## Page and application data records
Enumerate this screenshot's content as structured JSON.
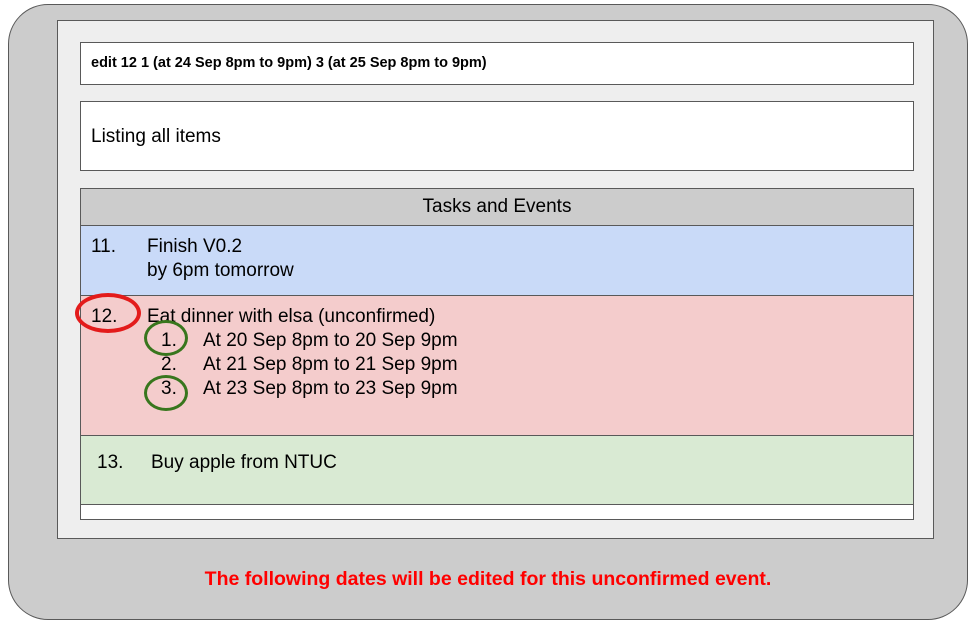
{
  "command": {
    "value": "edit 12 1 (at 24 Sep 8pm to 9pm) 3 (at 25 Sep 8pm to 9pm)"
  },
  "result": {
    "message": "Listing all items"
  },
  "list": {
    "header": "Tasks and Events",
    "items": [
      {
        "index": "11.",
        "title": "Finish V0.2",
        "detail": "by 6pm tomorrow",
        "color": "#c9daf8"
      },
      {
        "index": "12.",
        "title": "Eat dinner with elsa (unconfirmed)",
        "color": "#f4cccc",
        "slots": [
          {
            "number": "1.",
            "text": "At 20 Sep 8pm to 20 Sep 9pm",
            "highlighted": true
          },
          {
            "number": "2.",
            "text": "At 21 Sep 8pm to 21 Sep 9pm",
            "highlighted": false
          },
          {
            "number": "3.",
            "text": "At 23 Sep 8pm to 23 Sep 9pm",
            "highlighted": true
          }
        ]
      },
      {
        "index": "13.",
        "title": "Buy apple from NTUC",
        "color": "#d9ead3"
      }
    ]
  },
  "annotation": {
    "note": "The following dates will be edited for this unconfirmed event.",
    "index_circle_color": "#e31b1b",
    "slot_circle_color": "#38761d",
    "note_color": "#ff0000"
  }
}
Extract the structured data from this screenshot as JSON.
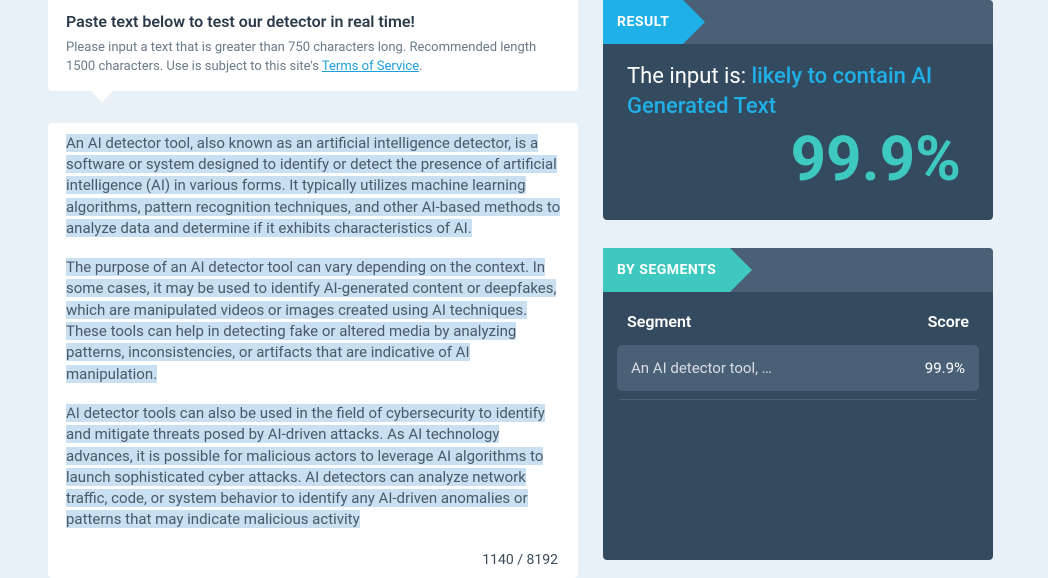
{
  "header": {
    "title": "Paste text below to test our detector in real time!",
    "sub_before": "Please input a text that is greater than 750 characters long. Recommended length 1500 characters. Use is subject to this site's ",
    "tos": "Terms of Service",
    "sub_after": "."
  },
  "input": {
    "p1": "An AI detector tool, also known as an artificial intelligence detector, is a software or system designed to identify or detect the presence of artificial intelligence (AI) in various forms. It typically utilizes machine learning algorithms, pattern recognition techniques, and other AI-based methods to analyze data and determine if it exhibits characteristics of AI.",
    "p2": "The purpose of an AI detector tool can vary depending on the context. In some cases, it may be used to identify AI-generated content or deepfakes, which are manipulated videos or images created using AI techniques. These tools can help in detecting fake or altered media by analyzing patterns, inconsistencies, or artifacts that are indicative of AI manipulation.",
    "p3": "AI detector tools can also be used in the field of cybersecurity to identify and mitigate threats posed by AI-driven attacks. As AI technology advances, it is possible for malicious actors to leverage AI algorithms to launch sophisticated cyber attacks. AI detectors can analyze network traffic, code, or system behavior to identify any AI-driven anomalies or patterns that may indicate malicious activity",
    "count_current": "1140",
    "count_max": "8192"
  },
  "result": {
    "badge": "RESULT",
    "prefix": "The input is: ",
    "verdict": "likely to contain AI Generated Text",
    "percent": "99.9%"
  },
  "segments": {
    "badge": "BY SEGMENTS",
    "col_segment": "Segment",
    "col_score": "Score",
    "rows": [
      {
        "label": "An AI detector tool, …",
        "score": "99.9%"
      }
    ]
  }
}
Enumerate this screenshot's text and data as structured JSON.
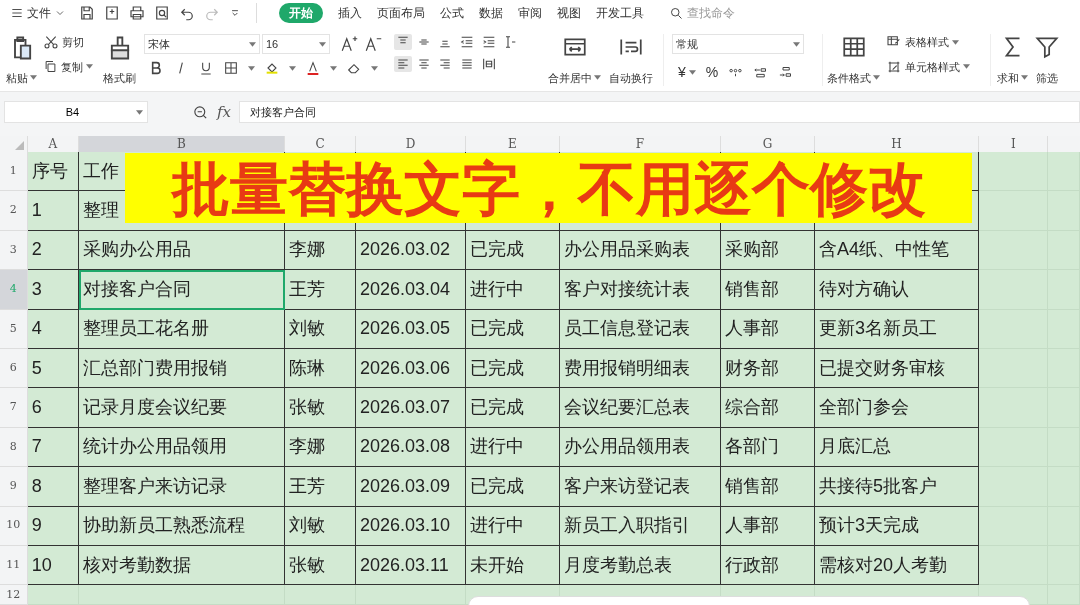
{
  "menu_bar": {
    "file_menu": "文件",
    "tabs": [
      {
        "label": "开始",
        "selected": true
      },
      {
        "label": "插入",
        "selected": false
      },
      {
        "label": "页面布局",
        "selected": false
      },
      {
        "label": "公式",
        "selected": false
      },
      {
        "label": "数据",
        "selected": false
      },
      {
        "label": "审阅",
        "selected": false
      },
      {
        "label": "视图",
        "selected": false
      },
      {
        "label": "开发工具",
        "selected": false
      }
    ],
    "search": {
      "placeholder": "查找命令"
    }
  },
  "ribbon": {
    "paste": "粘贴",
    "cut": "剪切",
    "copy": "复制",
    "format_painter": "格式刷",
    "font_name": "宋体",
    "font_size": "16",
    "merge_center": "合并居中",
    "wrap_text": "自动换行",
    "number_format": "常规",
    "currency": "¥",
    "percent": "%",
    "conditional_format": "条件格式",
    "table_style": "表格样式",
    "cell_style": "单元格样式",
    "sum": "求和",
    "filter": "筛选"
  },
  "formula_bar": {
    "name_box": "B4",
    "function_label": "fx",
    "formula": "对接客户合同"
  },
  "columns": [
    {
      "label": "A",
      "selected": false
    },
    {
      "label": "B",
      "selected": true
    },
    {
      "label": "C",
      "selected": false
    },
    {
      "label": "D",
      "selected": false
    },
    {
      "label": "E",
      "selected": false
    },
    {
      "label": "F",
      "selected": false
    },
    {
      "label": "G",
      "selected": false
    },
    {
      "label": "H",
      "selected": false
    },
    {
      "label": "I",
      "selected": false
    }
  ],
  "rows": [
    {
      "number": "1",
      "selected": false,
      "cells": [
        "序号",
        "工作"
      ]
    },
    {
      "number": "2",
      "selected": false,
      "cells": [
        "1",
        "整理"
      ]
    },
    {
      "number": "3",
      "selected": false,
      "cells": [
        "2",
        "采购办公用品",
        "李娜",
        "2026.03.02",
        "已完成",
        "办公用品采购表",
        "采购部",
        "含A4纸、中性笔"
      ]
    },
    {
      "number": "4",
      "selected": true,
      "cells": [
        "3",
        "对接客户合同",
        "王芳",
        "2026.03.04",
        "进行中",
        "客户对接统计表",
        "销售部",
        "待对方确认"
      ]
    },
    {
      "number": "5",
      "selected": false,
      "cells": [
        "4",
        "整理员工花名册",
        "刘敏",
        "2026.03.05",
        "已完成",
        "员工信息登记表",
        "人事部",
        "更新3名新员工"
      ]
    },
    {
      "number": "6",
      "selected": false,
      "cells": [
        "5",
        "汇总部门费用报销",
        "陈琳",
        "2026.03.06",
        "已完成",
        "费用报销明细表",
        "财务部",
        "已提交财务审核"
      ]
    },
    {
      "number": "7",
      "selected": false,
      "cells": [
        "6",
        "记录月度会议纪要",
        "张敏",
        "2026.03.07",
        "已完成",
        "会议纪要汇总表",
        "综合部",
        "全部门参会"
      ]
    },
    {
      "number": "8",
      "selected": false,
      "cells": [
        "7",
        "统计办公用品领用",
        "李娜",
        "2026.03.08",
        "进行中",
        "办公用品领用表",
        "各部门",
        "月底汇总"
      ]
    },
    {
      "number": "9",
      "selected": false,
      "cells": [
        "8",
        "整理客户来访记录",
        "王芳",
        "2026.03.09",
        "已完成",
        "客户来访登记表",
        "销售部",
        "共接待5批客户"
      ]
    },
    {
      "number": "10",
      "selected": false,
      "cells": [
        "9",
        "协助新员工熟悉流程",
        "刘敏",
        "2026.03.10",
        "进行中",
        "新员工入职指引",
        "人事部",
        "预计3天完成"
      ]
    },
    {
      "number": "11",
      "selected": false,
      "cells": [
        "10",
        "核对考勤数据",
        "张敏",
        "2026.03.11",
        "未开始",
        "月度考勤总表",
        "行政部",
        "需核对20人考勤"
      ]
    },
    {
      "number": "12",
      "selected": false,
      "cells": []
    }
  ],
  "banner": "批量替换文字，不用逐个修改"
}
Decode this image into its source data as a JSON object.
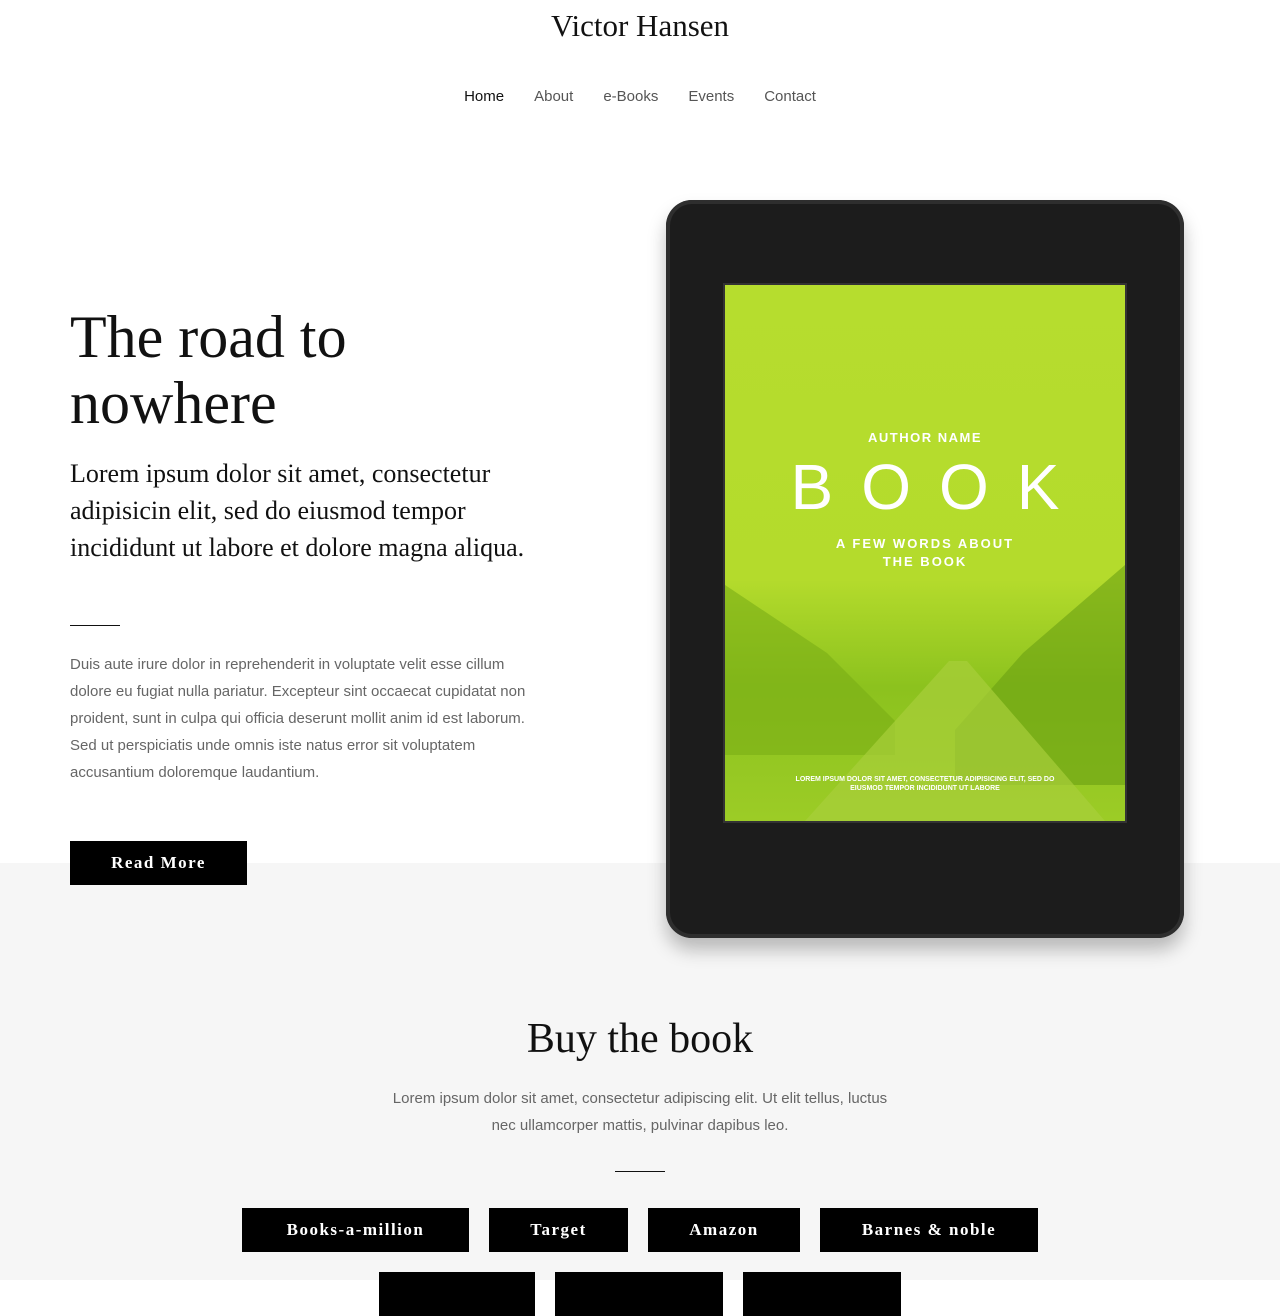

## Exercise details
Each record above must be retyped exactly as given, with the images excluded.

## Response to this exercise
Enumerate this screenshot's content as structured JSON.
{
  "command": {
    "value": "edit 12 1 (at 24 Sep 8pm to 9pm) 3 (at 25 Sep 8pm to 9pm)"
  },
  "result": {
    "message": "Listing all items"
  },
  "list": {
    "header": "Tasks and Events",
    "items": [
      {
        "index": "11.",
        "title": "Finish V0.2",
        "detail": "by 6pm tomorrow",
        "color": "#c9daf8"
      },
      {
        "index": "12.",
        "title": "Eat dinner with elsa (unconfirmed)",
        "color": "#f4cccc",
        "slots": [
          {
            "number": "1.",
            "text": "At 20 Sep 8pm to 20 Sep 9pm",
            "highlighted": true
          },
          {
            "number": "2.",
            "text": "At 21 Sep 8pm to 21 Sep 9pm",
            "highlighted": false
          },
          {
            "number": "3.",
            "text": "At 23 Sep 8pm to 23 Sep 9pm",
            "highlighted": true
          }
        ]
      },
      {
        "index": "13.",
        "title": "Buy apple from NTUC",
        "color": "#d9ead3"
      }
    ]
  },
  "annotation": {
    "note": "The following dates will be edited for this unconfirmed event.",
    "index_circle_color": "#e31b1b",
    "slot_circle_color": "#38761d",
    "note_color": "#ff0000"
  }
}
Extract the structured data from this screenshot as JSON.
{
  "header": {
    "title": "Paste text below to test our detector in real time!",
    "sub_before": "Please input a text that is greater than 750 characters long. Recommended length 1500 characters. Use is subject to this site's ",
    "tos": "Terms of Service",
    "sub_after": "."
  },
  "input": {
    "p1": "An AI detector tool, also known as an artificial intelligence detector, is a software or system designed to identify or detect the presence of artificial intelligence (AI) in various forms. It typically utilizes machine learning algorithms, pattern recognition techniques, and other AI-based methods to analyze data and determine if it exhibits characteristics of AI.",
    "p2": "The purpose of an AI detector tool can vary depending on the context. In some cases, it may be used to identify AI-generated content or deepfakes, which are manipulated videos or images created using AI techniques. These tools can help in detecting fake or altered media by analyzing patterns, inconsistencies, or artifacts that are indicative of AI manipulation.",
    "p3": "AI detector tools can also be used in the field of cybersecurity to identify and mitigate threats posed by AI-driven attacks. As AI technology advances, it is possible for malicious actors to leverage AI algorithms to launch sophisticated cyber attacks. AI detectors can analyze network traffic, code, or system behavior to identify any AI-driven anomalies or patterns that may indicate malicious activity",
    "count_current": "1140",
    "count_max": "8192"
  },
  "result": {
    "badge": "RESULT",
    "prefix": "The input is: ",
    "verdict": "likely to contain AI Generated Text",
    "percent": "99.9%"
  },
  "segments": {
    "badge": "BY SEGMENTS",
    "col_segment": "Segment",
    "col_score": "Score",
    "rows": [
      {
        "label": "An AI detector tool, …",
        "score": "99.9%"
      }
    ]
  }
}
Enumerate this screenshot's text and data as structured JSON.
{
  "menu_bar": {
    "file_menu": "文件",
    "tabs": [
      {
        "label": "开始",
        "selected": true
      },
      {
        "label": "插入",
        "selected": false
      },
      {
        "label": "页面布局",
        "selected": false
      },
      {
        "label": "公式",
        "selected": false
      },
      {
        "label": "数据",
        "selected": false
      },
      {
        "label": "审阅",
        "selected": false
      },
      {
        "label": "视图",
        "selected": false
      },
      {
        "label": "开发工具",
        "selected": false
      }
    ],
    "search": {
      "placeholder": "查找命令"
    }
  },
  "ribbon": {
    "paste": "粘贴",
    "cut": "剪切",
    "copy": "复制",
    "format_painter": "格式刷",
    "font_name": "宋体",
    "font_size": "16",
    "merge_center": "合并居中",
    "wrap_text": "自动换行",
    "number_format": "常规",
    "currency": "¥",
    "percent": "%",
    "conditional_format": "条件格式",
    "table_style": "表格样式",
    "cell_style": "单元格样式",
    "sum": "求和",
    "filter": "筛选"
  },
  "formula_bar": {
    "name_box": "B4",
    "function_label": "fx",
    "formula": "对接客户合同"
  },
  "columns": [
    {
      "label": "A",
      "selected": false
    },
    {
      "label": "B",
      "selected": true
    },
    {
      "label": "C",
      "selected": false
    },
    {
      "label": "D",
      "selected": false
    },
    {
      "label": "E",
      "selected": false
    },
    {
      "label": "F",
      "selected": false
    },
    {
      "label": "G",
      "selected": false
    },
    {
      "label": "H",
      "selected": false
    },
    {
      "label": "I",
      "selected": false
    }
  ],
  "rows": [
    {
      "number": "1",
      "selected": false,
      "cells": [
        "序号",
        "工作"
      ]
    },
    {
      "number": "2",
      "selected": false,
      "cells": [
        "1",
        "整理"
      ]
    },
    {
      "number": "3",
      "selected": false,
      "cells": [
        "2",
        "采购办公用品",
        "李娜",
        "2026.03.02",
        "已完成",
        "办公用品采购表",
        "采购部",
        "含A4纸、中性笔"
      ]
    },
    {
      "number": "4",
      "selected": true,
      "cells": [
        "3",
        "对接客户合同",
        "王芳",
        "2026.03.04",
        "进行中",
        "客户对接统计表",
        "销售部",
        "待对方确认"
      ]
    },
    {
      "number": "5",
      "selected": false,
      "cells": [
        "4",
        "整理员工花名册",
        "刘敏",
        "2026.03.05",
        "已完成",
        "员工信息登记表",
        "人事部",
        "更新3名新员工"
      ]
    },
    {
      "number": "6",
      "selected": false,
      "cells": [
        "5",
        "汇总部门费用报销",
        "陈琳",
        "2026.03.06",
        "已完成",
        "费用报销明细表",
        "财务部",
        "已提交财务审核"
      ]
    },
    {
      "number": "7",
      "selected": false,
      "cells": [
        "6",
        "记录月度会议纪要",
        "张敏",
        "2026.03.07",
        "已完成",
        "会议纪要汇总表",
        "综合部",
        "全部门参会"
      ]
    },
    {
      "number": "8",
      "selected": false,
      "cells": [
        "7",
        "统计办公用品领用",
        "李娜",
        "2026.03.08",
        "进行中",
        "办公用品领用表",
        "各部门",
        "月底汇总"
      ]
    },
    {
      "number": "9",
      "selected": false,
      "cells": [
        "8",
        "整理客户来访记录",
        "王芳",
        "2026.03.09",
        "已完成",
        "客户来访登记表",
        "销售部",
        "共接待5批客户"
      ]
    },
    {
      "number": "10",
      "selected": false,
      "cells": [
        "9",
        "协助新员工熟悉流程",
        "刘敏",
        "2026.03.10",
        "进行中",
        "新员工入职指引",
        "人事部",
        "预计3天完成"
      ]
    },
    {
      "number": "11",
      "selected": false,
      "cells": [
        "10",
        "核对考勤数据",
        "张敏",
        "2026.03.11",
        "未开始",
        "月度考勤总表",
        "行政部",
        "需核对20人考勤"
      ]
    },
    {
      "number": "12",
      "selected": false,
      "cells": []
    }
  ],
  "banner": "批量替换文字，不用逐个修改"
}
Decode this image into its source data as a JSON object.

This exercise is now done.